Because of its long, exposed coastline, New Zealand is vulnerable to destructive waves that periodically surge onto its shores. Since the catastrophic Indian Ocean tsunami of 2004 and east Japan tsunami of 2011, there has been a sharpened awareness of the dangers.

Story by Eileen McSaveney
Main image: Water pouring into Lyttelton dry dock during the 1960 tsunami

Story Summary

All images & media in this story

What is a tsunami?

A tsunami is a series of broad waves in the sea (and sometimes in a lake). The cause is a movement on the sea floor – from an earthquake, a volcano erupting, or a landslide. Spreading like ripples from a stone thrown into a pond, they move outwards, travelling as fast as a jet aircraft. 

Impact on land

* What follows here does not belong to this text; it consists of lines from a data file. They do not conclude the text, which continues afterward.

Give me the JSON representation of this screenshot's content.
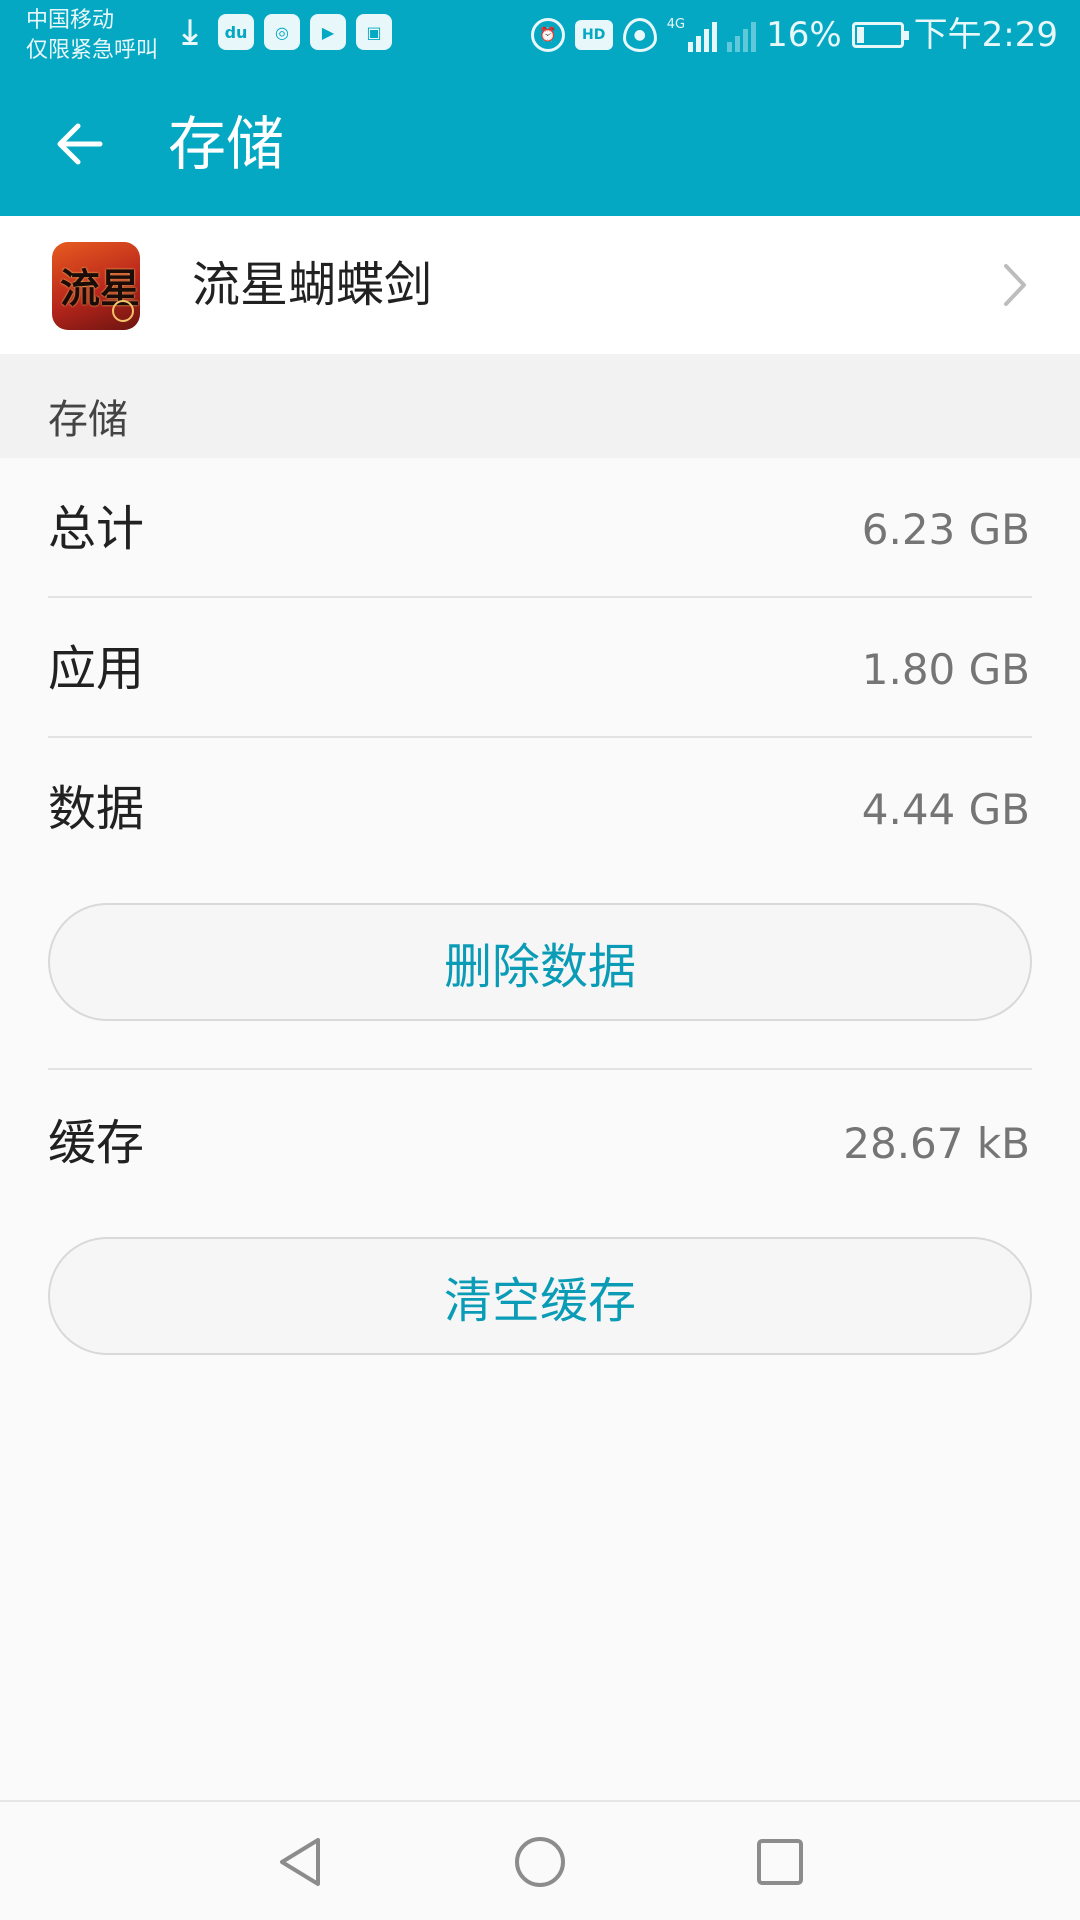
{
  "status_bar": {
    "carrier": "中国移动",
    "emergency": "仅限紧急呼叫",
    "network": "4G",
    "hd_label": "HD",
    "battery_percent": "16%",
    "battery_level": 0.16,
    "time": "下午2:29",
    "notification_icons": [
      "download-icon",
      "du-map-icon",
      "photo-app-icon",
      "video-app-icon",
      "vmall-icon"
    ],
    "status_icons": [
      "alarm-icon",
      "hd-icon",
      "eye-comfort-icon",
      "signal-icon",
      "no-sim-signal-icon",
      "battery-icon"
    ]
  },
  "app_bar": {
    "title": "存储",
    "back_icon": "arrow-left-icon",
    "background_color": "#04a8c3"
  },
  "app_info": {
    "name": "流星蝴蝶剑",
    "icon_glyph": "流星"
  },
  "storage": {
    "section_title": "存储",
    "rows": [
      {
        "label": "总计",
        "value": "6.23 GB"
      },
      {
        "label": "应用",
        "value": "1.80 GB"
      },
      {
        "label": "数据",
        "value": "4.44 GB"
      }
    ],
    "delete_data_label": "删除数据",
    "cache_label": "缓存",
    "cache_value": "28.67 kB",
    "clear_cache_label": "清空缓存",
    "accent_color": "#0a9cb6"
  },
  "nav_bar": {
    "buttons": [
      "back-triangle-icon",
      "home-circle-icon",
      "recents-square-icon"
    ]
  }
}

When they reach shallow water the waves slow down, but they become higher, sometimes 20 metres or more. They can be like a wall of water that crashes, or fast-rising water levels. They rush far inland for many minutes, moving faster than you can run. People caught by the waves often drown, or are killed by debris, and buildings are destroyed.

Tsunamis in the Pacific

Tsunamis can occur in any ocean. But most of them happen in the Pacific Ocean, triggered by the earthquakes and volcanoes there. Tsunamis over a metre high reach New Zealand about 12 times every century.

Some New Zealand tsunamis

  • In the 15th century, tsunamis may have forced many Māori to move inland from the coast. A massive wave wiped out an entire village on D’Urville Island.
  • In 1855, after a powerful earthquake, water in Wellington Harbour spilled on to Lambton Quay as the land moved and the harbour tilted. Large tsunami waves also rushed in from Cook Strait, at times leaving ships grounded on the harbour bottom.
  • A local earthquake at Gisborne in 1947 caused a tsunami 30 minutes later. A 10-metre wave smashed a cottage, but no-one was killed.
  • In 1960, a powerful earthquake caused a tsunami that killed thousands of people in Chile and across the Pacific. Boats, houses, and animals were lost as waves hit New Zealand's east coast. A few days later, coastal schools were closed and thousands of people moved inland when a tsunami was feared after a major aftershock of the earthquake.
  • A magnitude 7.8 earthquake near Kaikōura in 2016 caused minor tsunami along the east coast of New Zealand. The largest onshore waves, 6-7 metres, were recorded at Goose Bay, south of Kaikōura.

Warning of distant tsunamis

It could take 12 to 15 hours for a wave from a South American earthquake to arrive in New Zealand. The Pacific Tsunami Warning Center in Hawaii tells New Zealand if a tsunami is expected. Radio, television and internet announcements, phone text messages, and sirens warn people to move away from the coast.

Local tsunamis

If an earthquake near New Zealand triggers a tsunami, there may not be time for an official warning or sirens. If you are on the coast during an earthquake that is strong or lasts longer than a minute, hear unusual noises from the sea or see water rising or receding from the shore, move immediately to the nearest high ground or as far inland as possible.

How to cite this page:

Eileen McSaveney, 'Tsunamis', Te Ara - the Encyclopedia of New Zealand, http://www.TeAra.govt.nz/en/tsunamis (accessed 22 November 2017)

Story by Eileen McSaveney, published 12 Jun 2006, reviewed & revised 1 Aug 2017